■ The task ■
Copy the listing out exactly as shown.

■ Exercise data ■
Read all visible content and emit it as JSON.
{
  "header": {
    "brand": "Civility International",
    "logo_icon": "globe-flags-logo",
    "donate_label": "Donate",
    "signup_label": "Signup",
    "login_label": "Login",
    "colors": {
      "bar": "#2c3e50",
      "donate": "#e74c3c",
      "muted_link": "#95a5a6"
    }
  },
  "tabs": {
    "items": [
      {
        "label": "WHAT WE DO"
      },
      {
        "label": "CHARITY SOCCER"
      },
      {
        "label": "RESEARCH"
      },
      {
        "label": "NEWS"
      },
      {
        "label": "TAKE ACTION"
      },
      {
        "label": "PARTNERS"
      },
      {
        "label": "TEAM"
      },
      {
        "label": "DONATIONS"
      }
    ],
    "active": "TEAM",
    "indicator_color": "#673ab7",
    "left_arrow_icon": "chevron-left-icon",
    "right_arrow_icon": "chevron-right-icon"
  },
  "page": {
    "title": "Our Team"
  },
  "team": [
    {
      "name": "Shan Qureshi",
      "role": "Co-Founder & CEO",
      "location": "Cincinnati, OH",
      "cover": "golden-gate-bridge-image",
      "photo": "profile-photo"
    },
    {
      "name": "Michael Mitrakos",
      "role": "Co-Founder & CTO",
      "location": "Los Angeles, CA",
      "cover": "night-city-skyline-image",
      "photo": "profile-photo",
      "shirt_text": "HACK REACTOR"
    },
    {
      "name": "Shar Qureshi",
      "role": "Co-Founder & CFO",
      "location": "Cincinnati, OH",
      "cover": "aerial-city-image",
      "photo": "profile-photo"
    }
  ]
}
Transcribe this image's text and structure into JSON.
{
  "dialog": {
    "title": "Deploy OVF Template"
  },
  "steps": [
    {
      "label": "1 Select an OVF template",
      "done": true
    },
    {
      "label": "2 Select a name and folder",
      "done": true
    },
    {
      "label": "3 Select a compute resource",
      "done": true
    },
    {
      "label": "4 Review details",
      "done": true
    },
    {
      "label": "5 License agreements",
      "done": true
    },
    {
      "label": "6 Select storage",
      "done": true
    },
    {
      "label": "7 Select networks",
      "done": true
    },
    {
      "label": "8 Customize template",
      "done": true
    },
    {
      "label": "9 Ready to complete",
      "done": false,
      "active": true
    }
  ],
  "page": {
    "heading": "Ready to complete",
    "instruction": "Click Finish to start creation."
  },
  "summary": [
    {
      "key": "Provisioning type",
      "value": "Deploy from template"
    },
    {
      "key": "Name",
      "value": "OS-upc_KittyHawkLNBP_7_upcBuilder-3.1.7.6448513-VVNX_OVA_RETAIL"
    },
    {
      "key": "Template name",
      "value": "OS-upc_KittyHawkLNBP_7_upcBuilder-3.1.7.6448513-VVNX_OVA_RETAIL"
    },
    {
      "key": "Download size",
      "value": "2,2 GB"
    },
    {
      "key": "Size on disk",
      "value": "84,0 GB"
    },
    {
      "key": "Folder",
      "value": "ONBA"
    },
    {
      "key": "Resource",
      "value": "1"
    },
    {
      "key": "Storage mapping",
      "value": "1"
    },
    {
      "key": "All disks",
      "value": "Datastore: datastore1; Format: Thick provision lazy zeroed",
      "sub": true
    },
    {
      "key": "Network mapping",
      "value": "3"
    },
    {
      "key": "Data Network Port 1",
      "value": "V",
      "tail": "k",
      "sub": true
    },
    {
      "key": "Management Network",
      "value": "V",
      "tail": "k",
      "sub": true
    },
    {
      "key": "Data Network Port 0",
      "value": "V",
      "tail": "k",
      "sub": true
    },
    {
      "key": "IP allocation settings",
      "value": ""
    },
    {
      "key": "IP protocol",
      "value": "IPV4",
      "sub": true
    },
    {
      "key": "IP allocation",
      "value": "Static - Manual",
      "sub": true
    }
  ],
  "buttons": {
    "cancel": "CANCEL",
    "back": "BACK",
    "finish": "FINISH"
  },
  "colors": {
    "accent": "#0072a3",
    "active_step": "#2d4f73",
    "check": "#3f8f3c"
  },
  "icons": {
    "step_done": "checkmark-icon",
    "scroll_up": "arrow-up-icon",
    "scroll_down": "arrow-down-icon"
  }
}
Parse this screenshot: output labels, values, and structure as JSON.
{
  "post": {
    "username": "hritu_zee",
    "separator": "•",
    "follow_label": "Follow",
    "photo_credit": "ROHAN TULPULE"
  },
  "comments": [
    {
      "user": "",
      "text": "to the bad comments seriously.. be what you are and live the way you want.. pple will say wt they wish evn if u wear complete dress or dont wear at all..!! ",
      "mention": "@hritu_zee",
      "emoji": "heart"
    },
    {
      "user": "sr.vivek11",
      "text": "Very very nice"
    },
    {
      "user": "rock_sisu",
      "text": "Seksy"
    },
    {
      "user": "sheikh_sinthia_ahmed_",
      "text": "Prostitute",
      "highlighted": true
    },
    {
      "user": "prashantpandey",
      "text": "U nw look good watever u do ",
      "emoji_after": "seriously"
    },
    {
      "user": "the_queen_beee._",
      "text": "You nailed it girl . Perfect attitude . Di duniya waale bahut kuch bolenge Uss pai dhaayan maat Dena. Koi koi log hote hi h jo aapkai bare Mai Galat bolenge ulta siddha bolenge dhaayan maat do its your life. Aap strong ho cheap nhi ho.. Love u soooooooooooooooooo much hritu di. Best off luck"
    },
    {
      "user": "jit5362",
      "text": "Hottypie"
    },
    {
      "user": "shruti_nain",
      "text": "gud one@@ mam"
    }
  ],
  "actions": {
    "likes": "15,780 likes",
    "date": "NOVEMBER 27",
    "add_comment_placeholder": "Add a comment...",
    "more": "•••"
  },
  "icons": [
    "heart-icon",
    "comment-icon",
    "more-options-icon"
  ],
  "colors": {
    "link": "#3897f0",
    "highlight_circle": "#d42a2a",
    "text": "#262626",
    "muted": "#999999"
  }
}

■ Your response ■
Read all visible content and emit it as JSON.
{
  "header": {
    "brand": "Civility International",
    "logo_icon": "globe-flags-logo",
    "donate_label": "Donate",
    "signup_label": "Signup",
    "login_label": "Login",
    "colors": {
      "bar": "#2c3e50",
      "donate": "#e74c3c",
      "muted_link": "#95a5a6"
    }
  },
  "tabs": {
    "items": [
      {
        "label": "WHAT WE DO"
      },
      {
        "label": "CHARITY SOCCER"
      },
      {
        "label": "RESEARCH"
      },
      {
        "label": "NEWS"
      },
      {
        "label": "TAKE ACTION"
      },
      {
        "label": "PARTNERS"
      },
      {
        "label": "TEAM"
      },
      {
        "label": "DONATIONS"
      }
    ],
    "active": "TEAM",
    "indicator_color": "#673ab7",
    "left_arrow_icon": "chevron-left-icon",
    "right_arrow_icon": "chevron-right-icon"
  },
  "page": {
    "title": "Our Team"
  },
  "team": [
    {
      "name": "Shan Qureshi",
      "role": "Co-Founder & CEO",
      "location": "Cincinnati, OH",
      "cover": "golden-gate-bridge-image",
      "photo": "profile-photo"
    },
    {
      "name": "Michael Mitrakos",
      "role": "Co-Founder & CTO",
      "location": "Los Angeles, CA",
      "cover": "night-city-skyline-image",
      "photo": "profile-photo",
      "shirt_text": "HACK REACTOR"
    },
    {
      "name": "Shar Qureshi",
      "role": "Co-Founder & CFO",
      "location": "Cincinnati, OH",
      "cover": "aerial-city-image",
      "photo": "profile-photo"
    }
  ]
}
Transcribe this image's text and structure into JSON.
{
  "dialog": {
    "title": "Deploy OVF Template"
  },
  "steps": [
    {
      "label": "1 Select an OVF template",
      "done": true
    },
    {
      "label": "2 Select a name and folder",
      "done": true
    },
    {
      "label": "3 Select a compute resource",
      "done": true
    },
    {
      "label": "4 Review details",
      "done": true
    },
    {
      "label": "5 License agreements",
      "done": true
    },
    {
      "label": "6 Select storage",
      "done": true
    },
    {
      "label": "7 Select networks",
      "done": true
    },
    {
      "label": "8 Customize template",
      "done": true
    },
    {
      "label": "9 Ready to complete",
      "done": false,
      "active": true
    }
  ],
  "page": {
    "heading": "Ready to complete",
    "instruction": "Click Finish to start creation."
  },
  "summary": [
    {
      "key": "Provisioning type",
      "value": "Deploy from template"
    },
    {
      "key": "Name",
      "value": "OS-upc_KittyHawkLNBP_7_upcBuilder-3.1.7.6448513-VVNX_OVA_RETAIL"
    },
    {
      "key": "Template name",
      "value": "OS-upc_KittyHawkLNBP_7_upcBuilder-3.1.7.6448513-VVNX_OVA_RETAIL"
    },
    {
      "key": "Download size",
      "value": "2,2 GB"
    },
    {
      "key": "Size on disk",
      "value": "84,0 GB"
    },
    {
      "key": "Folder",
      "value": "ONBA"
    },
    {
      "key": "Resource",
      "value": "1"
    },
    {
      "key": "Storage mapping",
      "value": "1"
    },
    {
      "key": "All disks",
      "value": "Datastore: datastore1; Format: Thick provision lazy zeroed",
      "sub": true
    },
    {
      "key": "Network mapping",
      "value": "3"
    },
    {
      "key": "Data Network Port 1",
      "value": "V",
      "tail": "k",
      "sub": true
    },
    {
      "key": "Management Network",
      "value": "V",
      "tail": "k",
      "sub": true
    },
    {
      "key": "Data Network Port 0",
      "value": "V",
      "tail": "k",
      "sub": true
    },
    {
      "key": "IP allocation settings",
      "value": ""
    },
    {
      "key": "IP protocol",
      "value": "IPV4",
      "sub": true
    },
    {
      "key": "IP allocation",
      "value": "Static - Manual",
      "sub": true
    }
  ],
  "buttons": {
    "cancel": "CANCEL",
    "back": "BACK",
    "finish": "FINISH"
  },
  "colors": {
    "accent": "#0072a3",
    "active_step": "#2d4f73",
    "check": "#3f8f3c"
  },
  "icons": {
    "step_done": "checkmark-icon",
    "scroll_up": "arrow-up-icon",
    "scroll_down": "arrow-down-icon"
  }
}
Parse this screenshot: output labels, values, and structure as JSON.
{
  "post": {
    "username": "hritu_zee",
    "separator": "•",
    "follow_label": "Follow",
    "photo_credit": "ROHAN TULPULE"
  },
  "comments": [
    {
      "user": "",
      "text": "to the bad comments seriously.. be what you are and live the way you want.. pple will say wt they wish evn if u wear complete dress or dont wear at all..!! ",
      "mention": "@hritu_zee",
      "emoji": "heart"
    },
    {
      "user": "sr.vivek11",
      "text": "Very very nice"
    },
    {
      "user": "rock_sisu",
      "text": "Seksy"
    },
    {
      "user": "sheikh_sinthia_ahmed_",
      "text": "Prostitute",
      "highlighted": true
    },
    {
      "user": "prashantpandey",
      "text": "U nw look good watever u do ",
      "emoji_after": "seriously"
    },
    {
      "user": "the_queen_beee._",
      "text": "You nailed it girl . Perfect attitude . Di duniya waale bahut kuch bolenge Uss pai dhaayan maat Dena. Koi koi log hote hi h jo aapkai bare Mai Galat bolenge ulta siddha bolenge dhaayan maat do its your life. Aap strong ho cheap nhi ho.. Love u soooooooooooooooooo much hritu di. Best off luck"
    },
    {
      "user": "jit5362",
      "text": "Hottypie"
    },
    {
      "user": "shruti_nain",
      "text": "gud one@@ mam"
    }
  ],
  "actions": {
    "likes": "15,780 likes",
    "date": "NOVEMBER 27",
    "add_comment_placeholder": "Add a comment...",
    "more": "•••"
  },
  "icons": [
    "heart-icon",
    "comment-icon",
    "more-options-icon"
  ],
  "colors": {
    "link": "#3897f0",
    "highlight_circle": "#d42a2a",
    "text": "#262626",
    "muted": "#999999"
  }
}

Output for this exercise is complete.